Page and application data records:
+--
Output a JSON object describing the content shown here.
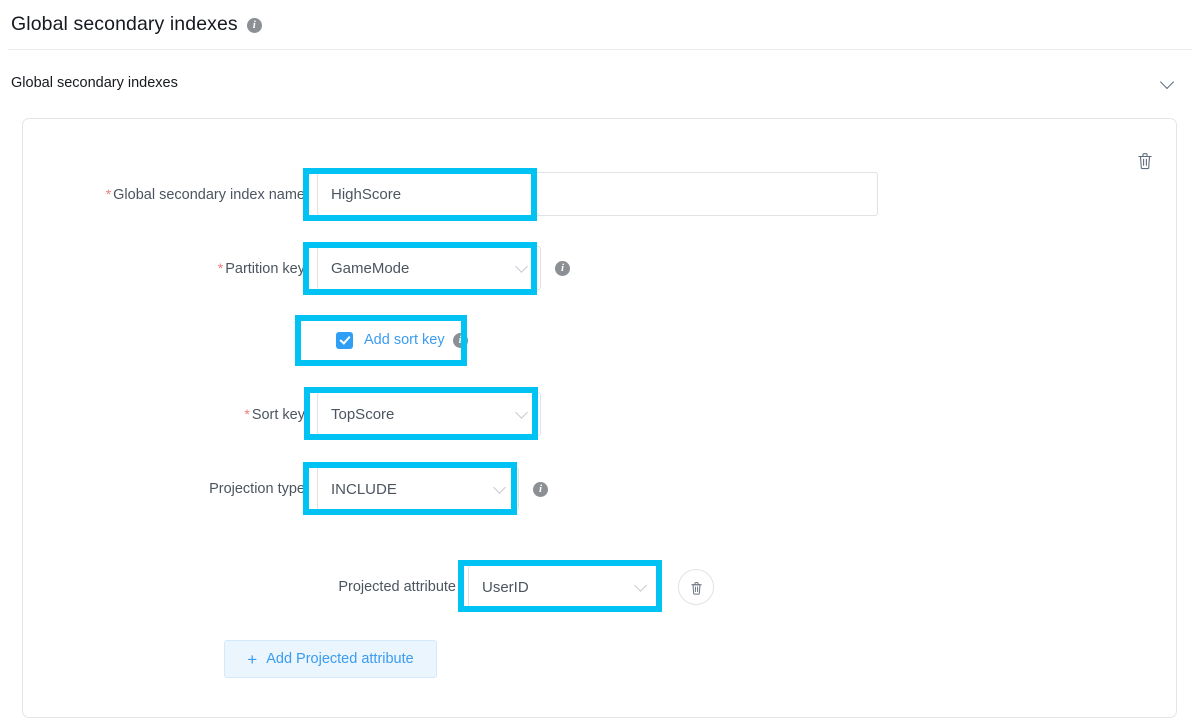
{
  "page": {
    "title": "Global secondary indexes",
    "title_info_icon": "info-icon"
  },
  "section": {
    "title": "Global secondary indexes",
    "collapse_icon": "chevron-down-icon"
  },
  "card": {
    "delete_icon": "trash-icon",
    "fields": {
      "index_name": {
        "label": "Global secondary index name",
        "required_marker": "*",
        "value": "HighScore",
        "placeholder": ""
      },
      "partition_key": {
        "label": "Partition key",
        "required_marker": "*",
        "value": "GameMode",
        "info_icon": "info-icon",
        "chevron_icon": "chevron-down-icon"
      },
      "add_sort_key": {
        "label": "Add sort key",
        "checked": true,
        "info_icon": "info-icon",
        "checkbox_icon": "checkbox-checked-icon"
      },
      "sort_key": {
        "label": "Sort key",
        "required_marker": "*",
        "value": "TopScore",
        "chevron_icon": "chevron-down-icon"
      },
      "projection_type": {
        "label": "Projection type",
        "value": "INCLUDE",
        "info_icon": "info-icon",
        "chevron_icon": "chevron-down-icon"
      },
      "projected_attribute": {
        "label": "Projected attribute",
        "value": "UserID",
        "chevron_icon": "chevron-down-icon",
        "delete_icon": "trash-icon"
      }
    },
    "add_projected_attribute": {
      "plus": "+",
      "label": "Add Projected attribute"
    }
  },
  "colors": {
    "highlight": "#00c2f3",
    "link": "#3b9cf0",
    "checkbox": "#2f9ff6",
    "required": "#f07a7a",
    "label_text": "#4c555f",
    "border": "#dfe3e6"
  }
}
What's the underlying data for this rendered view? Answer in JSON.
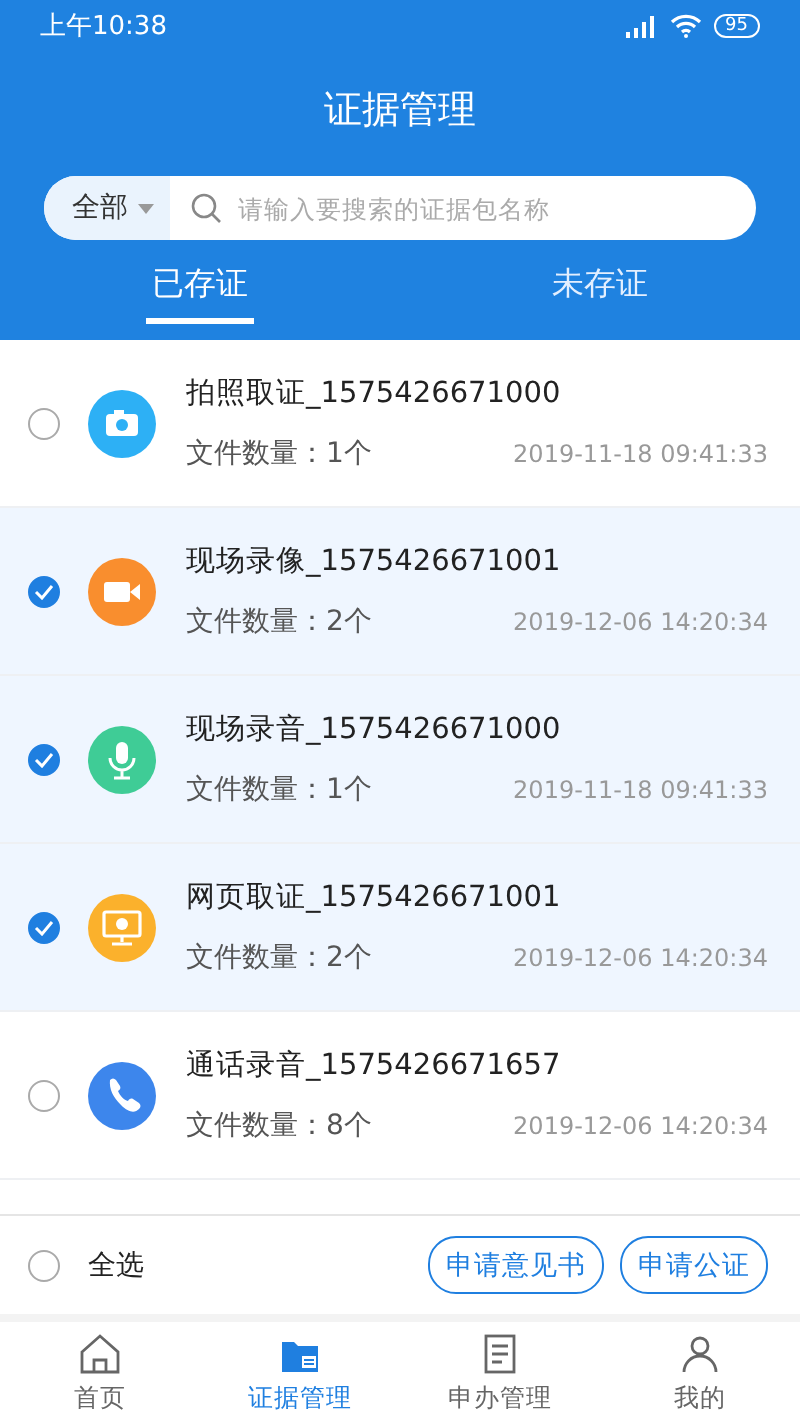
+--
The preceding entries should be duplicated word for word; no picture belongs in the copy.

Output a JSON object describing the content shown here.
{
  "page": {
    "title": "Global secondary indexes",
    "title_info_icon": "info-icon"
  },
  "section": {
    "title": "Global secondary indexes",
    "collapse_icon": "chevron-down-icon"
  },
  "card": {
    "delete_icon": "trash-icon",
    "fields": {
      "index_name": {
        "label": "Global secondary index name",
        "required_marker": "*",
        "value": "HighScore",
        "placeholder": ""
      },
      "partition_key": {
        "label": "Partition key",
        "required_marker": "*",
        "value": "GameMode",
        "info_icon": "info-icon",
        "chevron_icon": "chevron-down-icon"
      },
      "add_sort_key": {
        "label": "Add sort key",
        "checked": true,
        "info_icon": "info-icon",
        "checkbox_icon": "checkbox-checked-icon"
      },
      "sort_key": {
        "label": "Sort key",
        "required_marker": "*",
        "value": "TopScore",
        "chevron_icon": "chevron-down-icon"
      },
      "projection_type": {
        "label": "Projection type",
        "value": "INCLUDE",
        "info_icon": "info-icon",
        "chevron_icon": "chevron-down-icon"
      },
      "projected_attribute": {
        "label": "Projected attribute",
        "value": "UserID",
        "chevron_icon": "chevron-down-icon",
        "delete_icon": "trash-icon"
      }
    },
    "add_projected_attribute": {
      "plus": "+",
      "label": "Add Projected attribute"
    }
  },
  "colors": {
    "highlight": "#00c2f3",
    "link": "#3b9cf0",
    "checkbox": "#2f9ff6",
    "required": "#f07a7a",
    "label_text": "#4c555f",
    "border": "#dfe3e6"
  }
}
What's the underlying data for this rendered view? Answer in JSON.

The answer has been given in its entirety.